__EXERCISE REQUIREMENTS__: Print the data in full, exactly as it reads.

__EXERCISE DATA__:
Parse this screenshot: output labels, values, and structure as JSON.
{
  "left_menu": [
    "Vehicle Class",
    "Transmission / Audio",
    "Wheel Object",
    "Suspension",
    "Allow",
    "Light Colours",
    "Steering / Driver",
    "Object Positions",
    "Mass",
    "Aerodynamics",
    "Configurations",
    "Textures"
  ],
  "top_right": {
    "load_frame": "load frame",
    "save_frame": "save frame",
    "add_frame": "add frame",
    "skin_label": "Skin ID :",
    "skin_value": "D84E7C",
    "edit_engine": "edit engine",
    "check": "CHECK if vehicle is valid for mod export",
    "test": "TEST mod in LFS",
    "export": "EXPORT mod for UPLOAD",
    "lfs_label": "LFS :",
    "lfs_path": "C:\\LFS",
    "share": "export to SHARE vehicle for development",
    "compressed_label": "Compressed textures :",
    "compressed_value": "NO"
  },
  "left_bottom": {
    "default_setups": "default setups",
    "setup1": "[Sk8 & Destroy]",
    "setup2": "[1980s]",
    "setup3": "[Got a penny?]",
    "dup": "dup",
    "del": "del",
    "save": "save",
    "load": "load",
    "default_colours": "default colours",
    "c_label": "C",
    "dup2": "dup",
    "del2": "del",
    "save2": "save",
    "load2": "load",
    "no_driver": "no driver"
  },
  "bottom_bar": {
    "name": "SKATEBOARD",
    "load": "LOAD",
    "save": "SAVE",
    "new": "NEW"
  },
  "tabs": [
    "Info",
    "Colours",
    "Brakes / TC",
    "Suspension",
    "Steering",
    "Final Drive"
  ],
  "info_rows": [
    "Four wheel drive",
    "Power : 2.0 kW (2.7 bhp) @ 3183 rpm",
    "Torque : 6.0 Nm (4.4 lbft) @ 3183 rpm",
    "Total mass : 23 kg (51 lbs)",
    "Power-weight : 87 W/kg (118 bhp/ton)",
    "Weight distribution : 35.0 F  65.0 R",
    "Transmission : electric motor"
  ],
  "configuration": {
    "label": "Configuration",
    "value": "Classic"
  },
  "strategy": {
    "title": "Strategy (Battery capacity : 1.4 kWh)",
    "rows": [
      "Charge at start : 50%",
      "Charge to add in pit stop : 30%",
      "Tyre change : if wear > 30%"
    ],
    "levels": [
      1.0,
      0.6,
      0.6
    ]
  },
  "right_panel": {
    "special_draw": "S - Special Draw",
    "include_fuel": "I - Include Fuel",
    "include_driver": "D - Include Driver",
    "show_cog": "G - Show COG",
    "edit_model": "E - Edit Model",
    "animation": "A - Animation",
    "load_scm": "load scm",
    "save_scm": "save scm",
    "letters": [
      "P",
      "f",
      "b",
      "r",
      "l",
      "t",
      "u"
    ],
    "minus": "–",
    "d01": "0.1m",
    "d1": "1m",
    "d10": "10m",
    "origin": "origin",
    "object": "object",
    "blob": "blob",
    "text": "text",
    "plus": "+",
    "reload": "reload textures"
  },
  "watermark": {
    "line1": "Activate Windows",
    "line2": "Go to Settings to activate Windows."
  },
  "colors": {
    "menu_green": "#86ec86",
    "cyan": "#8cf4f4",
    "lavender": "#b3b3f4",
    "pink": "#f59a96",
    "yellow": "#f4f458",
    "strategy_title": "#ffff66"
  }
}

__EXERCISE ANSWER__:
Parse this screenshot: output labels, values, and structure as JSON.
{
  "left_menu": [
    "Vehicle Class",
    "Transmission / Audio",
    "Wheel Object",
    "Suspension",
    "Allow",
    "Light Colours",
    "Steering / Driver",
    "Object Positions",
    "Mass",
    "Aerodynamics",
    "Configurations",
    "Textures"
  ],
  "top_right": {
    "load_frame": "load frame",
    "save_frame": "save frame",
    "add_frame": "add frame",
    "skin_label": "Skin ID :",
    "skin_value": "D84E7C",
    "edit_engine": "edit engine",
    "check": "CHECK if vehicle is valid for mod export",
    "test": "TEST mod in LFS",
    "export": "EXPORT mod for UPLOAD",
    "lfs_label": "LFS :",
    "lfs_path": "C:\\LFS",
    "share": "export to SHARE vehicle for development",
    "compressed_label": "Compressed textures :",
    "compressed_value": "NO"
  },
  "left_bottom": {
    "default_setups": "default setups",
    "setup1": "[Sk8 & Destroy]",
    "setup2": "[1980s]",
    "setup3": "[Got a penny?]",
    "dup": "dup",
    "del": "del",
    "save": "save",
    "load": "load",
    "default_colours": "default colours",
    "c_label": "C",
    "dup2": "dup",
    "del2": "del",
    "save2": "save",
    "load2": "load",
    "no_driver": "no driver"
  },
  "bottom_bar": {
    "name": "SKATEBOARD",
    "load": "LOAD",
    "save": "SAVE",
    "new": "NEW"
  },
  "tabs": [
    "Info",
    "Colours",
    "Brakes / TC",
    "Suspension",
    "Steering",
    "Final Drive"
  ],
  "info_rows": [
    "Four wheel drive",
    "Power : 2.0 kW (2.7 bhp) @ 3183 rpm",
    "Torque : 6.0 Nm (4.4 lbft) @ 3183 rpm",
    "Total mass : 23 kg (51 lbs)",
    "Power-weight : 87 W/kg (118 bhp/ton)",
    "Weight distribution : 35.0 F  65.0 R",
    "Transmission : electric motor"
  ],
  "configuration": {
    "label": "Configuration",
    "value": "Classic"
  },
  "strategy": {
    "title": "Strategy (Battery capacity : 1.4 kWh)",
    "rows": [
      "Charge at start : 50%",
      "Charge to add in pit stop : 30%",
      "Tyre change : if wear > 30%"
    ],
    "levels": [
      1.0,
      0.6,
      0.6
    ]
  },
  "right_panel": {
    "special_draw": "S - Special Draw",
    "include_fuel": "I - Include Fuel",
    "include_driver": "D - Include Driver",
    "show_cog": "G - Show COG",
    "edit_model": "E - Edit Model",
    "animation": "A - Animation",
    "load_scm": "load scm",
    "save_scm": "save scm",
    "letters": [
      "P",
      "f",
      "b",
      "r",
      "l",
      "t",
      "u"
    ],
    "minus": "–",
    "d01": "0.1m",
    "d1": "1m",
    "d10": "10m",
    "origin": "origin",
    "object": "object",
    "blob": "blob",
    "text": "text",
    "plus": "+",
    "reload": "reload textures"
  },
  "watermark": {
    "line1": "Activate Windows",
    "line2": "Go to Settings to activate Windows."
  },
  "colors": {
    "menu_green": "#86ec86",
    "cyan": "#8cf4f4",
    "lavender": "#b3b3f4",
    "pink": "#f59a96",
    "yellow": "#f4f458",
    "strategy_title": "#ffff66"
  }
}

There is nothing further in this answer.